- Listed records:
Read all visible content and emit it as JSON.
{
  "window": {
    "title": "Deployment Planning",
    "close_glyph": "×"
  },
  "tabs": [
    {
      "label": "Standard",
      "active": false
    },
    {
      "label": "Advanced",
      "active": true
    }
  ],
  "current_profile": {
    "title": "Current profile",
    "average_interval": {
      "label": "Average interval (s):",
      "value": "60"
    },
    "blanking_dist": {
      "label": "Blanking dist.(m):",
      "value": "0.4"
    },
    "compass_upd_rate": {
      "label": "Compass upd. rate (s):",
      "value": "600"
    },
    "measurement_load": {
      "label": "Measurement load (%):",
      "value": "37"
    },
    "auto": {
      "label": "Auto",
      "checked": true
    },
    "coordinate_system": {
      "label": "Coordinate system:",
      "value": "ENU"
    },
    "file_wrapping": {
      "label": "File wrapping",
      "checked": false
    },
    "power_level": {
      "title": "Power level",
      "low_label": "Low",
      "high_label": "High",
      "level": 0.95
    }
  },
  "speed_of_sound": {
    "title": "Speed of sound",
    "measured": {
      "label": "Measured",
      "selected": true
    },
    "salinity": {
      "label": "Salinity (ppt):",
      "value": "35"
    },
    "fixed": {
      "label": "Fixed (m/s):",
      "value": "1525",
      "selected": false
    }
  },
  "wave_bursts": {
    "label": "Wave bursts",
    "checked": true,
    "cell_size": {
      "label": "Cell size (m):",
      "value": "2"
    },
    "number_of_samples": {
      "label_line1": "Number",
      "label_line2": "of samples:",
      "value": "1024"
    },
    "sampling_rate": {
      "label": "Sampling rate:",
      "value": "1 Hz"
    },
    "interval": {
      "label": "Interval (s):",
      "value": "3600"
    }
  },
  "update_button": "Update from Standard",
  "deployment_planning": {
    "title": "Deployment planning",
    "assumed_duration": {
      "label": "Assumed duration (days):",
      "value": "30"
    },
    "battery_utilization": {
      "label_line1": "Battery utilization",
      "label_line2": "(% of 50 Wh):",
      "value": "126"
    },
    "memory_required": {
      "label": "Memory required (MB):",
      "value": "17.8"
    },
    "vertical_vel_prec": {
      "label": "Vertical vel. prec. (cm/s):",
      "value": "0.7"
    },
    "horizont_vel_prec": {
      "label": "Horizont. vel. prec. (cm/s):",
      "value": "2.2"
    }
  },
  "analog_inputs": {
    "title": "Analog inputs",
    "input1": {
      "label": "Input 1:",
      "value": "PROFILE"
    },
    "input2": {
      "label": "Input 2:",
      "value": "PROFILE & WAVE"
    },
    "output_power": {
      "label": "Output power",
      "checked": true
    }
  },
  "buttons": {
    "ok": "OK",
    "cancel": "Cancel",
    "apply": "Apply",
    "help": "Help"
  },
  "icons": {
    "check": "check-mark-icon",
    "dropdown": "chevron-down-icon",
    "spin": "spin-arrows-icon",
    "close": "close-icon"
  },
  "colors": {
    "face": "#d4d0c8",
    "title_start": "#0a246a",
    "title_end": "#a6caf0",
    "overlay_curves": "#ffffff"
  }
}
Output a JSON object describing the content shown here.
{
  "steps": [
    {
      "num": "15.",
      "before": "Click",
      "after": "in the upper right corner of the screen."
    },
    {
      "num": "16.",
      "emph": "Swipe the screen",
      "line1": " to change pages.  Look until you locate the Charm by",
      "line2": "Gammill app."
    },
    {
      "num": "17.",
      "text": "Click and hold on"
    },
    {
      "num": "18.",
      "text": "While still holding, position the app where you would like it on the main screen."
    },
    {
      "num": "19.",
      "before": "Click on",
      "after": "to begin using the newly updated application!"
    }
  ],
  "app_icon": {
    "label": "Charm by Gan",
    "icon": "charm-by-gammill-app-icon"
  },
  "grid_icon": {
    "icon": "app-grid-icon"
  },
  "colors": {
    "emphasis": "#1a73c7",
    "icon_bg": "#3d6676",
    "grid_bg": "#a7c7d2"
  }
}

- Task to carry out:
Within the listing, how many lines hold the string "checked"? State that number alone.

- Exercise solution:
4